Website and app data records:
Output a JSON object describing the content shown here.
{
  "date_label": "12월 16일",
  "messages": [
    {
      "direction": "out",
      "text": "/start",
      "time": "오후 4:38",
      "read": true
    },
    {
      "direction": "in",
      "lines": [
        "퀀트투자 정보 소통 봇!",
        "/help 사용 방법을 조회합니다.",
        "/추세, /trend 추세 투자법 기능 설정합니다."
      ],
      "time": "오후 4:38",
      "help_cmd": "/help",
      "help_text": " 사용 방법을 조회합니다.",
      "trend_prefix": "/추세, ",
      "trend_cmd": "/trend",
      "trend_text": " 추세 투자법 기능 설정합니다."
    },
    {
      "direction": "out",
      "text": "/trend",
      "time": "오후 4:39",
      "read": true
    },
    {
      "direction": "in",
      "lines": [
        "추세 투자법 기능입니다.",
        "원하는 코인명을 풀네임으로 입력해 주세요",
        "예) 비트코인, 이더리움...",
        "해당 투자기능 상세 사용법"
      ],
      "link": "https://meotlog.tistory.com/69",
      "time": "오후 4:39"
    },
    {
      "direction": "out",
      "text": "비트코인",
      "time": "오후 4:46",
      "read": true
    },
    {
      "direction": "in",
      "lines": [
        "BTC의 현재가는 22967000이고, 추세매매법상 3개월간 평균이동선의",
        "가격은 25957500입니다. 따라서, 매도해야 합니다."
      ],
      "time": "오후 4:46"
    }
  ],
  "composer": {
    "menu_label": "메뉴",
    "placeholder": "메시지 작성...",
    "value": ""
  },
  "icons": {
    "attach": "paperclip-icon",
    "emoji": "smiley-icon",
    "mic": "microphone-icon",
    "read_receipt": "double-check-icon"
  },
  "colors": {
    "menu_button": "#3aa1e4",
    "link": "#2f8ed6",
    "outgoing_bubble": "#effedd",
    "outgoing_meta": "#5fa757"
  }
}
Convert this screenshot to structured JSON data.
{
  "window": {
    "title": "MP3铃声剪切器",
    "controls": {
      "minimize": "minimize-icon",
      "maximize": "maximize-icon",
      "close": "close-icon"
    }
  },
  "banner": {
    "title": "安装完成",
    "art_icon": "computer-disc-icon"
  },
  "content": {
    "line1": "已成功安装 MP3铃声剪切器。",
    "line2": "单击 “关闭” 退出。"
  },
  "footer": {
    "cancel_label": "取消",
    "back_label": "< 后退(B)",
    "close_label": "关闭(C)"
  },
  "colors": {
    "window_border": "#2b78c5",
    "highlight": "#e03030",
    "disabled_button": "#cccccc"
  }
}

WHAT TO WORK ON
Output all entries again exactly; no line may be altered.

RESPONSE AREA
Output a JSON object describing the content shown here.
{
  "date_label": "12월 16일",
  "messages": [
    {
      "direction": "out",
      "text": "/start",
      "time": "오후 4:38",
      "read": true
    },
    {
      "direction": "in",
      "lines": [
        "퀀트투자 정보 소통 봇!",
        "/help 사용 방법을 조회합니다.",
        "/추세, /trend 추세 투자법 기능 설정합니다."
      ],
      "time": "오후 4:38",
      "help_cmd": "/help",
      "help_text": " 사용 방법을 조회합니다.",
      "trend_prefix": "/추세, ",
      "trend_cmd": "/trend",
      "trend_text": " 추세 투자법 기능 설정합니다."
    },
    {
      "direction": "out",
      "text": "/trend",
      "time": "오후 4:39",
      "read": true
    },
    {
      "direction": "in",
      "lines": [
        "추세 투자법 기능입니다.",
        "원하는 코인명을 풀네임으로 입력해 주세요",
        "예) 비트코인, 이더리움...",
        "해당 투자기능 상세 사용법"
      ],
      "link": "https://meotlog.tistory.com/69",
      "time": "오후 4:39"
    },
    {
      "direction": "out",
      "text": "비트코인",
      "time": "오후 4:46",
      "read": true
    },
    {
      "direction": "in",
      "lines": [
        "BTC의 현재가는 22967000이고, 추세매매법상 3개월간 평균이동선의",
        "가격은 25957500입니다. 따라서, 매도해야 합니다."
      ],
      "time": "오후 4:46"
    }
  ],
  "composer": {
    "menu_label": "메뉴",
    "placeholder": "메시지 작성...",
    "value": ""
  },
  "icons": {
    "attach": "paperclip-icon",
    "emoji": "smiley-icon",
    "mic": "microphone-icon",
    "read_receipt": "double-check-icon"
  },
  "colors": {
    "menu_button": "#3aa1e4",
    "link": "#2f8ed6",
    "outgoing_bubble": "#effedd",
    "outgoing_meta": "#5fa757"
  }
}
Convert this screenshot to structured JSON data.
{
  "window": {
    "title": "MP3铃声剪切器",
    "controls": {
      "minimize": "minimize-icon",
      "maximize": "maximize-icon",
      "close": "close-icon"
    }
  },
  "banner": {
    "title": "安装完成",
    "art_icon": "computer-disc-icon"
  },
  "content": {
    "line1": "已成功安装 MP3铃声剪切器。",
    "line2": "单击 “关闭” 退出。"
  },
  "footer": {
    "cancel_label": "取消",
    "back_label": "< 后退(B)",
    "close_label": "关闭(C)"
  },
  "colors": {
    "window_border": "#2b78c5",
    "highlight": "#e03030",
    "disabled_button": "#cccccc"
  }
}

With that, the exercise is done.